Activity
Scan each line of the entries below for the word "kind" and count the ones where it appears. The answer is that number alone.
Segment Start: Excerpted data
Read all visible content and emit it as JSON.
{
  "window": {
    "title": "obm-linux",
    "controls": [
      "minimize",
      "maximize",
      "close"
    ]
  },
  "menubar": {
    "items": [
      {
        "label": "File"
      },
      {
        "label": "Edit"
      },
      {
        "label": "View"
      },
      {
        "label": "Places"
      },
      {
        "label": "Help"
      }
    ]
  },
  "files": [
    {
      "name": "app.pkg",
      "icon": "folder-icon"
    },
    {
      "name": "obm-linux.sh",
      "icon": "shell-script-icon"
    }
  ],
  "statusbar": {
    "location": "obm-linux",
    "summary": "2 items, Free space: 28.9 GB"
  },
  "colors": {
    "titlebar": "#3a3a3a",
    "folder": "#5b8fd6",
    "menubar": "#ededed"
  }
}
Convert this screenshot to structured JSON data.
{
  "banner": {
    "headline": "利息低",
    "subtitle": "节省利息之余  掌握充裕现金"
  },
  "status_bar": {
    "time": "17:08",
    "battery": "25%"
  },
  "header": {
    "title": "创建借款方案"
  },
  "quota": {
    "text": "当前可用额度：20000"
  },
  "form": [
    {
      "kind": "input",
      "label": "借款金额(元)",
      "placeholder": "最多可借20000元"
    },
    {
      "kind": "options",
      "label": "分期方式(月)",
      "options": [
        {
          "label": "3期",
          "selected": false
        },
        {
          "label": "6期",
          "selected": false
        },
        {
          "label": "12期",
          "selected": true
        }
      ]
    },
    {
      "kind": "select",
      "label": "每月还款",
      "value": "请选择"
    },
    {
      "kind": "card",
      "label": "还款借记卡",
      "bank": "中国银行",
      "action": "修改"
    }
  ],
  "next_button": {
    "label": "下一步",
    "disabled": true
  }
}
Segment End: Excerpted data
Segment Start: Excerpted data
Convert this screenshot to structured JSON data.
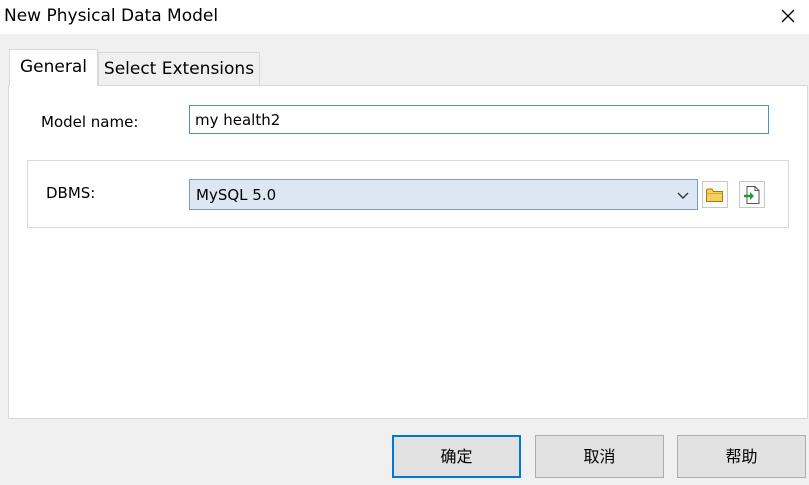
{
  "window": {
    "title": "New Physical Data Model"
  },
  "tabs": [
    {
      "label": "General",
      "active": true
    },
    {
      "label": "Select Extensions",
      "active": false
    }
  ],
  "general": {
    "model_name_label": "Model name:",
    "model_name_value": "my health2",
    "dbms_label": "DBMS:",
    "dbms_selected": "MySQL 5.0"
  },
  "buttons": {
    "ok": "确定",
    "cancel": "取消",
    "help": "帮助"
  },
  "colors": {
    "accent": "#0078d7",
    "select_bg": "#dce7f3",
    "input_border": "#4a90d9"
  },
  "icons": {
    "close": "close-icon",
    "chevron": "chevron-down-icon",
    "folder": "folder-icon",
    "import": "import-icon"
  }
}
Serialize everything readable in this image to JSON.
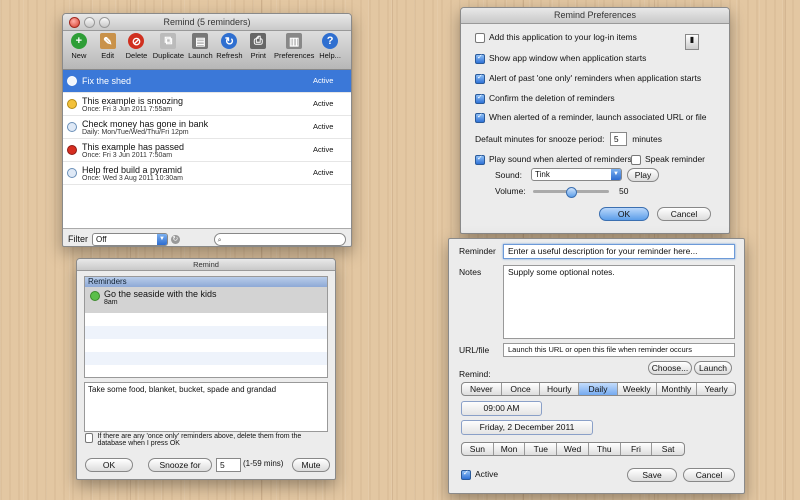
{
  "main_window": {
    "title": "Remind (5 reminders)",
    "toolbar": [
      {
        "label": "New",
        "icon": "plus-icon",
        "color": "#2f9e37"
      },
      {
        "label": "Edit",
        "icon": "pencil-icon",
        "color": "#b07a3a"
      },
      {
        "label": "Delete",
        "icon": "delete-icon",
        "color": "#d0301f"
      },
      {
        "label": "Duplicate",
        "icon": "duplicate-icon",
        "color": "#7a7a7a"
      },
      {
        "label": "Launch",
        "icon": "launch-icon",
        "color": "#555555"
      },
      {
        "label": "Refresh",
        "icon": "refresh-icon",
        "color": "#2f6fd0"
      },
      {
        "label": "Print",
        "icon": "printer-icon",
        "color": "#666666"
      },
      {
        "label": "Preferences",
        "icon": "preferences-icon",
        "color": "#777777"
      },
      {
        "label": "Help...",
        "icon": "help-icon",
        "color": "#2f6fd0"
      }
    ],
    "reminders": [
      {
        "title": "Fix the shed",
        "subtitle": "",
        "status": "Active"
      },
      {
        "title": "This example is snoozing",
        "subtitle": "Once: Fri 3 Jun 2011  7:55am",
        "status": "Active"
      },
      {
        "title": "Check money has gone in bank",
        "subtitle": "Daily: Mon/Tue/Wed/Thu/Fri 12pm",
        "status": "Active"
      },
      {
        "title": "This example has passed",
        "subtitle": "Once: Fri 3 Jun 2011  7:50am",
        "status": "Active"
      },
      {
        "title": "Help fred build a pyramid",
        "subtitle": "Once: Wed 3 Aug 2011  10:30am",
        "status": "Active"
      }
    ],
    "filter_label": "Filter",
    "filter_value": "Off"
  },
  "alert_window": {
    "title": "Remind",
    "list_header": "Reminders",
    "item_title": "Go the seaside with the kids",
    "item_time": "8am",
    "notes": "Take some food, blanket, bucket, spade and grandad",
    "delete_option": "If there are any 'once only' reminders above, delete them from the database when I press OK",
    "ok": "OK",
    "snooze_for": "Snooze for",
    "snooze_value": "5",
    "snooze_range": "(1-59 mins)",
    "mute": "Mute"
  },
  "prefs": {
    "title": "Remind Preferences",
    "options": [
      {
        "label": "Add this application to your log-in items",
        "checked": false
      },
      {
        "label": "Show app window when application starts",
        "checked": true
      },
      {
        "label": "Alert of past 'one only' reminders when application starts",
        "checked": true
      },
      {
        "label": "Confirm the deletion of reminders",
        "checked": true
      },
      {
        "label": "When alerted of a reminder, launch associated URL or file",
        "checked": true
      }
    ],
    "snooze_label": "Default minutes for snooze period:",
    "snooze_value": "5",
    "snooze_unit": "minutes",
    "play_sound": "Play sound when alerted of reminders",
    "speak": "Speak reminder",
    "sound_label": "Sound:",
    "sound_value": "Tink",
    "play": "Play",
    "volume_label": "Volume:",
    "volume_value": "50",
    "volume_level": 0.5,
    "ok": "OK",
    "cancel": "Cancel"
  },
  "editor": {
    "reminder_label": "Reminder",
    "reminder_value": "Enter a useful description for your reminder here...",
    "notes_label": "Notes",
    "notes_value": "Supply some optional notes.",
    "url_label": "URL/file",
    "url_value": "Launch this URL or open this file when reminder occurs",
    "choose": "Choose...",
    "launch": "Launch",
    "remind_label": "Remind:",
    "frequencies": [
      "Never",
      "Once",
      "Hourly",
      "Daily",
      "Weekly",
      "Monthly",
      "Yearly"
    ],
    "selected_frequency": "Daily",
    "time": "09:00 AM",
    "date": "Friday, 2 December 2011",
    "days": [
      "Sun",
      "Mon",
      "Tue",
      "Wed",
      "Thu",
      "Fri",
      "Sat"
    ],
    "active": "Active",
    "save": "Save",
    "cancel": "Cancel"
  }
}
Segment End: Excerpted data
Solved exercise
4